- [What is needed]:
Go line by line through the listing below and copy those that hold "time".

- [Exercise materials]:
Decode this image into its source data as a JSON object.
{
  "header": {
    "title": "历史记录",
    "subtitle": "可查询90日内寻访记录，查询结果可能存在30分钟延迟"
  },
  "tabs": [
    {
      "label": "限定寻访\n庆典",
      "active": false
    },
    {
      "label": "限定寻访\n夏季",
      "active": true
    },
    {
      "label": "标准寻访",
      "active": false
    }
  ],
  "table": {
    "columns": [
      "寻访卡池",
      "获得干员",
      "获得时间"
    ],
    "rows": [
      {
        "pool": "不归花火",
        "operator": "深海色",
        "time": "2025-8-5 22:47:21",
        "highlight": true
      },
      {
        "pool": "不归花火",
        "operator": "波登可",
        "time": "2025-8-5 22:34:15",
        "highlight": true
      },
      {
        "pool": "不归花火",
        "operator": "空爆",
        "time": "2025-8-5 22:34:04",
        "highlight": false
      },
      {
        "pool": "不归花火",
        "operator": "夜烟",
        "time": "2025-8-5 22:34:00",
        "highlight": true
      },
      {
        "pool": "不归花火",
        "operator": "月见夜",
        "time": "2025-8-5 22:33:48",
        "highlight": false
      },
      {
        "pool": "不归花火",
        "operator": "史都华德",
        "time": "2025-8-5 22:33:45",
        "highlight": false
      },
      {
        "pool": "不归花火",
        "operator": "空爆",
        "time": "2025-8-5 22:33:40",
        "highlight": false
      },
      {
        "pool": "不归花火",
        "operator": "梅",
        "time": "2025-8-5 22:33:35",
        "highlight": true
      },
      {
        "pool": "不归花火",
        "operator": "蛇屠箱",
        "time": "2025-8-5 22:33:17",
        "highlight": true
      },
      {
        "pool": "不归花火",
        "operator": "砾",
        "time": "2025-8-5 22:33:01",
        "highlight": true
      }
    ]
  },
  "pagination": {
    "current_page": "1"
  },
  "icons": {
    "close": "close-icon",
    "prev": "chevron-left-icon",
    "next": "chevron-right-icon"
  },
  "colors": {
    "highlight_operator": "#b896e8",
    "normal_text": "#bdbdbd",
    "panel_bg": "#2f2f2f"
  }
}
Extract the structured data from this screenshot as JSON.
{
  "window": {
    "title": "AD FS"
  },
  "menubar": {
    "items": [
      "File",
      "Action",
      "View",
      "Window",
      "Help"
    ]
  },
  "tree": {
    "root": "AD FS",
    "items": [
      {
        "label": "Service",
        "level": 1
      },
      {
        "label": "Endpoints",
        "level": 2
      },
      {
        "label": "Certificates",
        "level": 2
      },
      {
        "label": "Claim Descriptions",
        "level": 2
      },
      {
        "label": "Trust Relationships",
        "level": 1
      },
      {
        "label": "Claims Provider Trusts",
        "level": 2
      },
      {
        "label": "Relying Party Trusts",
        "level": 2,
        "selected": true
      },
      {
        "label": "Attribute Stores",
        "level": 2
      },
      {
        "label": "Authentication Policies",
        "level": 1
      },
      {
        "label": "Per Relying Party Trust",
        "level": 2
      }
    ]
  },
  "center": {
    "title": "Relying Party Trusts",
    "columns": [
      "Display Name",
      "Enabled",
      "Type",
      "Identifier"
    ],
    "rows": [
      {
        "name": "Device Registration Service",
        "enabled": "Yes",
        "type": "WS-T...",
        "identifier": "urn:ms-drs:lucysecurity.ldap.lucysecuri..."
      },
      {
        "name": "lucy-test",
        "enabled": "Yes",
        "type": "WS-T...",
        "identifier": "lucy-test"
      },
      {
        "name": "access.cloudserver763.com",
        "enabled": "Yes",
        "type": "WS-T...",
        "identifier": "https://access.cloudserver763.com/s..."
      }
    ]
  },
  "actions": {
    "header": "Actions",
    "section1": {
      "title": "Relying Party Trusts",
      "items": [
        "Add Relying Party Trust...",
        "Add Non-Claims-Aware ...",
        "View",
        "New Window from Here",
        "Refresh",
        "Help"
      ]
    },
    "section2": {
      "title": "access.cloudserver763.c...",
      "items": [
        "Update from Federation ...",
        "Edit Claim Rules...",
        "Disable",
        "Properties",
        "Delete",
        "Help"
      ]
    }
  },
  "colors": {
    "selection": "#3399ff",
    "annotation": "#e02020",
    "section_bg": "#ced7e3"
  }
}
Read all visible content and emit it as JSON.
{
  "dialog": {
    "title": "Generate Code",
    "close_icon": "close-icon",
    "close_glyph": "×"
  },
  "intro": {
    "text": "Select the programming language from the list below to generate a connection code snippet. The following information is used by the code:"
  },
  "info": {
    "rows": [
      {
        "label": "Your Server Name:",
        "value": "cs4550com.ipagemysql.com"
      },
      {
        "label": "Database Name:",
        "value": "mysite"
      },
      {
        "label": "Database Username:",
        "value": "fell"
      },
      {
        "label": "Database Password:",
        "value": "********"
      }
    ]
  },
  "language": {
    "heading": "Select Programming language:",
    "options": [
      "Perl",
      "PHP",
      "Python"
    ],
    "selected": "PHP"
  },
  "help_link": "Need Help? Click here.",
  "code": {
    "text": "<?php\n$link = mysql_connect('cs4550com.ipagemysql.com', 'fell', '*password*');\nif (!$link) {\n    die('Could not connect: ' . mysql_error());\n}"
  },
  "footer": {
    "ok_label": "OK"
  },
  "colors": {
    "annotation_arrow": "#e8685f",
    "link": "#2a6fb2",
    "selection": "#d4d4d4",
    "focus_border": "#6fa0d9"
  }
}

- [Answer space]:
        "time": "2025-8-5 22:47:21",
        "time": "2025-8-5 22:34:15",
        "time": "2025-8-5 22:34:04",
        "time": "2025-8-5 22:34:00",
        "time": "2025-8-5 22:33:48",
        "time": "2025-8-5 22:33:45",
        "time": "2025-8-5 22:33:40",
        "time": "2025-8-5 22:33:35",
        "time": "2025-8-5 22:33:17",
        "time": "2025-8-5 22:33:01",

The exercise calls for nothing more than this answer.